Tessier explained that “over the past year our training has progressively intensified as we have been able to shift our responsibilities completely to the Bocuse d’Or. We have a well-established program, yet we will be improving on each of the components until the last opportunity.”
In general, it seems American foodies don’t pay a huge amount of attention to the Bocuse d’Or. Even within the industry, historically people don’t get hugely worked up and excited about it. This could be because we’ve never done well, though perhaps the reason we haven’t done well is because our team lacks the huge backing that other nations give their “athletes” in Lyon.
Chef Boulud explained another part of why he thinks the US hasn’t performed well in the past, explaining that the competition is sometimes far from what a chef does in his real-life kitchen. It’s not like modern plated food, the competition still tends towards banquet style, which is not what you’ll find hitting any world-class top table today.

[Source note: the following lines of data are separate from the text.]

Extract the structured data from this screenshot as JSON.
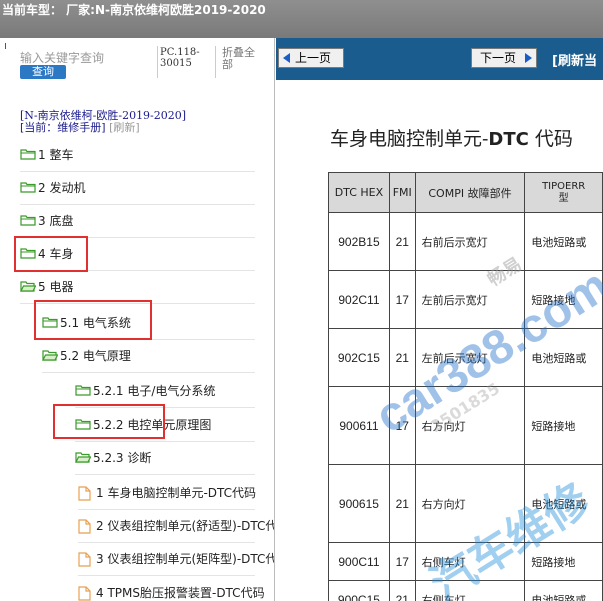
{
  "header": {
    "current_model_label": "当前车型：  厂家:N-南京依维柯欧胜2019-2020"
  },
  "left_panel": {
    "search_placeholder": "输入关键字查询",
    "search_button": "查询",
    "pc_code": "PC.118-\n30015",
    "collapse_all": "折叠全\n部",
    "path": "[N-南京依维柯-欧胜-2019-2020]",
    "current_prefix": "[当前：维修手册]",
    "refresh": "[刷新]",
    "tree": [
      {
        "label": "1 整车",
        "type": "folder",
        "highlighted": false
      },
      {
        "label": "2 发动机",
        "type": "folder",
        "highlighted": false
      },
      {
        "label": "3 底盘",
        "type": "folder",
        "highlighted": false
      },
      {
        "label": "4 车身",
        "type": "folder",
        "highlighted": false
      },
      {
        "label": "5 电器",
        "type": "folder-open",
        "highlighted": true
      },
      {
        "label": "5.1 电气系统",
        "type": "folder",
        "highlighted": false
      },
      {
        "label": "5.2 电气原理",
        "type": "folder-open",
        "highlighted": true
      },
      {
        "label": "5.2.1 电子/电气分系统",
        "type": "folder",
        "highlighted": false
      },
      {
        "label": "5.2.2 电控单元原理图",
        "type": "folder",
        "highlighted": false
      },
      {
        "label": "5.2.3 诊断",
        "type": "folder-open",
        "highlighted": true
      },
      {
        "label": "1 车身电脑控制单元-DTC代码",
        "type": "document",
        "highlighted": false
      },
      {
        "label": "2 仪表组控制单元(舒适型)-DTC代码",
        "type": "document",
        "highlighted": false
      },
      {
        "label": "3 仪表组控制单元(矩阵型)-DTC代码",
        "type": "document",
        "highlighted": false
      },
      {
        "label": "4 TPMS胎压报警装置-DTC代码",
        "type": "document",
        "highlighted": false
      }
    ]
  },
  "right_panel": {
    "prev_button": "上一页",
    "next_button": "下一页",
    "refresh_link": "[刷新当",
    "doc_title_pre": "车身电脑控制单元-",
    "doc_title_bold": "DTC",
    "doc_title_post": " 代码",
    "table": {
      "headers": [
        "DTC HEX",
        "FMI",
        "COMPI 故障部件",
        "TIPOERR",
        "型"
      ],
      "rows": [
        [
          "902B15",
          "21",
          "右前后示宽灯",
          "电池短路或"
        ],
        [
          "902C11",
          "17",
          "左前后示宽灯",
          "短路接地"
        ],
        [
          "902C15",
          "21",
          "左前后示宽灯",
          "电池短路或"
        ],
        [
          "900611",
          "17",
          "右方向灯",
          "短路接地"
        ],
        [
          "900615",
          "21",
          "右方向灯",
          "电池短路或"
        ],
        [
          "900C11",
          "17",
          "右侧车灯",
          "短路接地"
        ],
        [
          "900C15",
          "21",
          "右侧车灯",
          "电池短路或"
        ]
      ]
    },
    "watermarks": [
      "car388.com",
      "畅易",
      "汽车维修",
      "2501835"
    ]
  },
  "colors": {
    "top_bar": "#858585",
    "nav_bar": "#1a5c8e",
    "highlight_box": "#e03030",
    "folder": "#3a9a2a",
    "document": "#e8a050",
    "query_button": "#2b78c5"
  }
}
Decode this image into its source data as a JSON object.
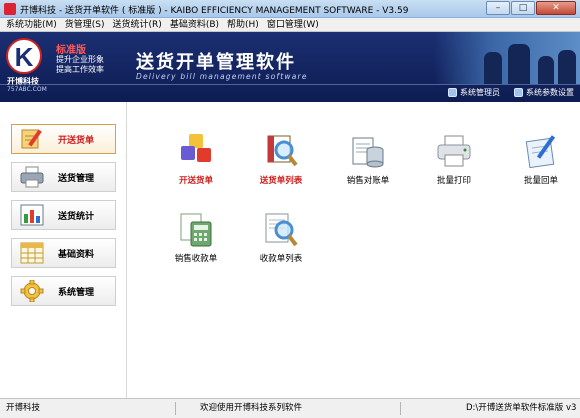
{
  "window": {
    "title": "开博科技 - 送货开单软件 ( 标准版 )        - KAIBO EFFICIENCY MANAGEMENT SOFTWARE - V3.59",
    "controls": {
      "minimize": "–",
      "maximize": "□",
      "close": "✕"
    }
  },
  "menu": [
    "系统功能(M)",
    "货管理(S)",
    "送货统计(R)",
    "基础资料(B)",
    "帮助(H)",
    "窗口管理(W)"
  ],
  "banner": {
    "edition": "标准版",
    "slogan_line1": "提升企业形象",
    "slogan_line2": "提高工作效率",
    "company": "开博科技",
    "site": "757ABC.COM",
    "app_name": "送货开单管理软件",
    "app_subtitle": "Delivery bill management software",
    "links": [
      {
        "label": "系统管理员",
        "icon": "user-icon"
      },
      {
        "label": "系统参数设置",
        "icon": "monitor-icon"
      }
    ]
  },
  "nav": [
    {
      "label": "开送货单",
      "icon": "pencil-notepad-icon",
      "active": true
    },
    {
      "label": "送货管理",
      "icon": "printer-icon",
      "active": false
    },
    {
      "label": "送货统计",
      "icon": "bar-chart-icon",
      "active": false
    },
    {
      "label": "基础资料",
      "icon": "calendar-grid-icon",
      "active": false
    },
    {
      "label": "系统管理",
      "icon": "gear-icon",
      "active": false
    }
  ],
  "tiles": [
    {
      "label": "开送货单",
      "icon": "cubes-icon",
      "highlight": true
    },
    {
      "label": "送货单列表",
      "icon": "magnifier-book-icon",
      "highlight": true
    },
    {
      "label": "销售对账单",
      "icon": "document-database-icon",
      "highlight": false
    },
    {
      "label": "批量打印",
      "icon": "printer-icon",
      "highlight": false
    },
    {
      "label": "批量回单",
      "icon": "pen-paper-icon",
      "highlight": false
    },
    {
      "label": "销售收款单",
      "icon": "calculator-icon",
      "highlight": false
    },
    {
      "label": "收款单列表",
      "icon": "magnifier-list-icon",
      "highlight": false
    }
  ],
  "status": {
    "left": "开博科技",
    "center": "欢迎使用开博科技系列软件",
    "right": "D:\\开博送货单软件标准版 v3"
  },
  "colors": {
    "banner": "#1b2f72",
    "accent_red": "#d11d1d",
    "titlebar": "#b9d3ee"
  }
}
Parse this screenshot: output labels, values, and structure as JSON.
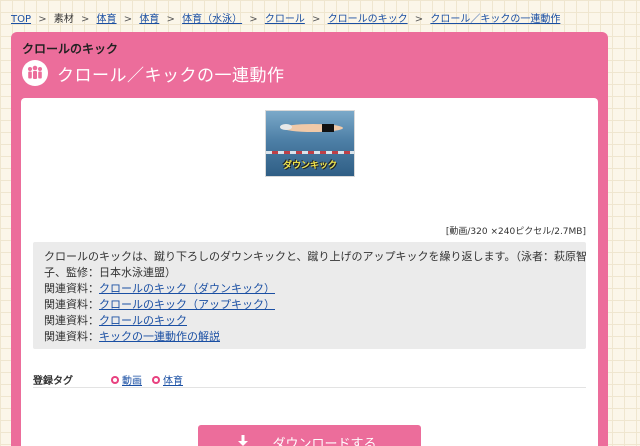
{
  "breadcrumb": {
    "items": [
      "TOP",
      "素材",
      "体育",
      "体育",
      "体育（水泳）",
      "クロール",
      "クロールのキック",
      "クロール／キックの一連動作"
    ]
  },
  "panel": {
    "category": "クロールのキック",
    "title": "クロール／キックの一連動作",
    "icon": "people-icon"
  },
  "media": {
    "caption": "ダウンキック",
    "meta": "[動画/320 ×240ピクセル/2.7MB]"
  },
  "description": {
    "text": "クロールのキックは、蹴り下ろしのダウンキックと、蹴り上げのアップキックを繰り返します。（泳者：萩原智",
    "text2": "子、監修：日本水泳連盟）",
    "related": [
      {
        "label": "関連資料：",
        "link": "クロールのキック（ダウンキック）"
      },
      {
        "label": "関連資料：",
        "link": "クロールのキック（アップキック）"
      },
      {
        "label": "関連資料：",
        "link": "クロールのキック"
      },
      {
        "label": "関連資料：",
        "link": "キックの一連動作の解説"
      }
    ]
  },
  "tags": {
    "label": "登録タグ",
    "items": [
      "動画",
      "体育"
    ]
  },
  "download": {
    "label": "ダウンロードする"
  },
  "colors": {
    "accent": "#ec6d9b",
    "link": "#1a4fa3",
    "tag_dot": "#e8417f"
  }
}
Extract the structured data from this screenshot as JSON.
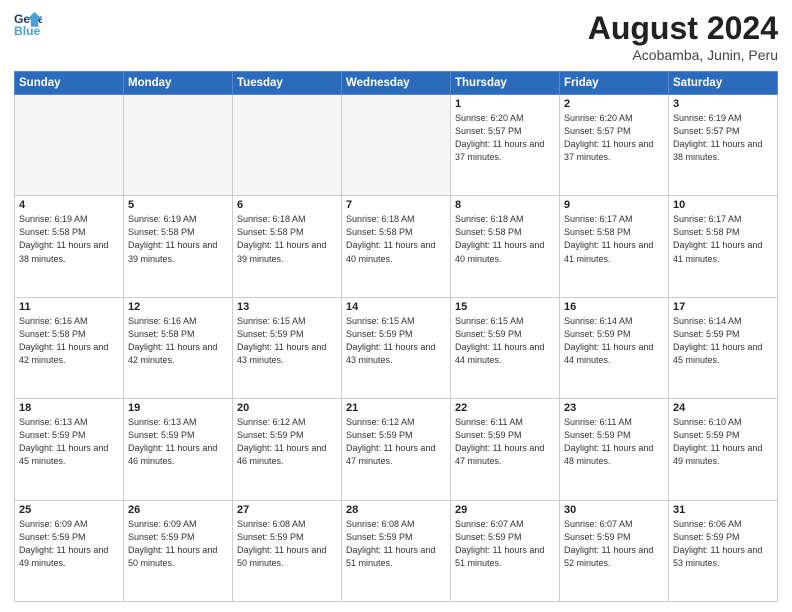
{
  "header": {
    "logo_line1": "General",
    "logo_line2": "Blue",
    "month_year": "August 2024",
    "location": "Acobamba, Junin, Peru"
  },
  "weekdays": [
    "Sunday",
    "Monday",
    "Tuesday",
    "Wednesday",
    "Thursday",
    "Friday",
    "Saturday"
  ],
  "weeks": [
    [
      {
        "day": "",
        "empty": true
      },
      {
        "day": "",
        "empty": true
      },
      {
        "day": "",
        "empty": true
      },
      {
        "day": "",
        "empty": true
      },
      {
        "day": "1",
        "sunrise": "6:20 AM",
        "sunset": "5:57 PM",
        "daylight": "11 hours and 37 minutes."
      },
      {
        "day": "2",
        "sunrise": "6:20 AM",
        "sunset": "5:57 PM",
        "daylight": "11 hours and 37 minutes."
      },
      {
        "day": "3",
        "sunrise": "6:19 AM",
        "sunset": "5:57 PM",
        "daylight": "11 hours and 38 minutes."
      }
    ],
    [
      {
        "day": "4",
        "sunrise": "6:19 AM",
        "sunset": "5:58 PM",
        "daylight": "11 hours and 38 minutes."
      },
      {
        "day": "5",
        "sunrise": "6:19 AM",
        "sunset": "5:58 PM",
        "daylight": "11 hours and 39 minutes."
      },
      {
        "day": "6",
        "sunrise": "6:18 AM",
        "sunset": "5:58 PM",
        "daylight": "11 hours and 39 minutes."
      },
      {
        "day": "7",
        "sunrise": "6:18 AM",
        "sunset": "5:58 PM",
        "daylight": "11 hours and 40 minutes."
      },
      {
        "day": "8",
        "sunrise": "6:18 AM",
        "sunset": "5:58 PM",
        "daylight": "11 hours and 40 minutes."
      },
      {
        "day": "9",
        "sunrise": "6:17 AM",
        "sunset": "5:58 PM",
        "daylight": "11 hours and 41 minutes."
      },
      {
        "day": "10",
        "sunrise": "6:17 AM",
        "sunset": "5:58 PM",
        "daylight": "11 hours and 41 minutes."
      }
    ],
    [
      {
        "day": "11",
        "sunrise": "6:16 AM",
        "sunset": "5:58 PM",
        "daylight": "11 hours and 42 minutes."
      },
      {
        "day": "12",
        "sunrise": "6:16 AM",
        "sunset": "5:58 PM",
        "daylight": "11 hours and 42 minutes."
      },
      {
        "day": "13",
        "sunrise": "6:15 AM",
        "sunset": "5:59 PM",
        "daylight": "11 hours and 43 minutes."
      },
      {
        "day": "14",
        "sunrise": "6:15 AM",
        "sunset": "5:59 PM",
        "daylight": "11 hours and 43 minutes."
      },
      {
        "day": "15",
        "sunrise": "6:15 AM",
        "sunset": "5:59 PM",
        "daylight": "11 hours and 44 minutes."
      },
      {
        "day": "16",
        "sunrise": "6:14 AM",
        "sunset": "5:59 PM",
        "daylight": "11 hours and 44 minutes."
      },
      {
        "day": "17",
        "sunrise": "6:14 AM",
        "sunset": "5:59 PM",
        "daylight": "11 hours and 45 minutes."
      }
    ],
    [
      {
        "day": "18",
        "sunrise": "6:13 AM",
        "sunset": "5:59 PM",
        "daylight": "11 hours and 45 minutes."
      },
      {
        "day": "19",
        "sunrise": "6:13 AM",
        "sunset": "5:59 PM",
        "daylight": "11 hours and 46 minutes."
      },
      {
        "day": "20",
        "sunrise": "6:12 AM",
        "sunset": "5:59 PM",
        "daylight": "11 hours and 46 minutes."
      },
      {
        "day": "21",
        "sunrise": "6:12 AM",
        "sunset": "5:59 PM",
        "daylight": "11 hours and 47 minutes."
      },
      {
        "day": "22",
        "sunrise": "6:11 AM",
        "sunset": "5:59 PM",
        "daylight": "11 hours and 47 minutes."
      },
      {
        "day": "23",
        "sunrise": "6:11 AM",
        "sunset": "5:59 PM",
        "daylight": "11 hours and 48 minutes."
      },
      {
        "day": "24",
        "sunrise": "6:10 AM",
        "sunset": "5:59 PM",
        "daylight": "11 hours and 49 minutes."
      }
    ],
    [
      {
        "day": "25",
        "sunrise": "6:09 AM",
        "sunset": "5:59 PM",
        "daylight": "11 hours and 49 minutes."
      },
      {
        "day": "26",
        "sunrise": "6:09 AM",
        "sunset": "5:59 PM",
        "daylight": "11 hours and 50 minutes."
      },
      {
        "day": "27",
        "sunrise": "6:08 AM",
        "sunset": "5:59 PM",
        "daylight": "11 hours and 50 minutes."
      },
      {
        "day": "28",
        "sunrise": "6:08 AM",
        "sunset": "5:59 PM",
        "daylight": "11 hours and 51 minutes."
      },
      {
        "day": "29",
        "sunrise": "6:07 AM",
        "sunset": "5:59 PM",
        "daylight": "11 hours and 51 minutes."
      },
      {
        "day": "30",
        "sunrise": "6:07 AM",
        "sunset": "5:59 PM",
        "daylight": "11 hours and 52 minutes."
      },
      {
        "day": "31",
        "sunrise": "6:06 AM",
        "sunset": "5:59 PM",
        "daylight": "11 hours and 53 minutes."
      }
    ]
  ]
}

“We have voiced our concerns about this competition,” admitted Boulud. “They need to re-evaluate. We want to get closer and closer to what is done in a restaurant. The creativity, technique, presentation, the tastes and textures…” It’s ironic really, that the Bocuse d’Or isn’t quick to adapt to modern times, because by all accounts, Paul Bocuse himself is the last chef who would want to remain stuck in a stodgy past.
“Paul can relate more to the kids in the younger generation than he can to older chefs who are set in their ways and don’t think progressively,” proclaimed Boulud. Indeed, Bocuse came up with this competition long before cooking competitions, or even chefs, were all the rage.
Boulud said that no matter anyone’s issues with the kind of cooking, or with the judging, which he said is “not always even,” or whatever can be said as to why the US hasn’t fared well historically, he made it clear of past performers, “The top five always do something extraordinary. We’re working hard to make sure we do something extraordinary this year.”
The competition, which coach Kaysen said is “not about tall toques walking around thinking they’re the best,” is held on January 27 and 28, at the Sirha in Lyon, France. When I asked Daniel how he feels about going this year (he has been many times), he replied, “I’m very very excited! And I hope this year we’re going to do well!” I’m right there with him, literally and figuratively. This year I’ll be traveling to the Bocuse d’Or myself (for the first time), and reporting back here on HuffPost. I imagine that in between snapping photos, scribbling notes, and simply standing in awe of it all, I’ll be fervently shouting myself hoarse for Team USA.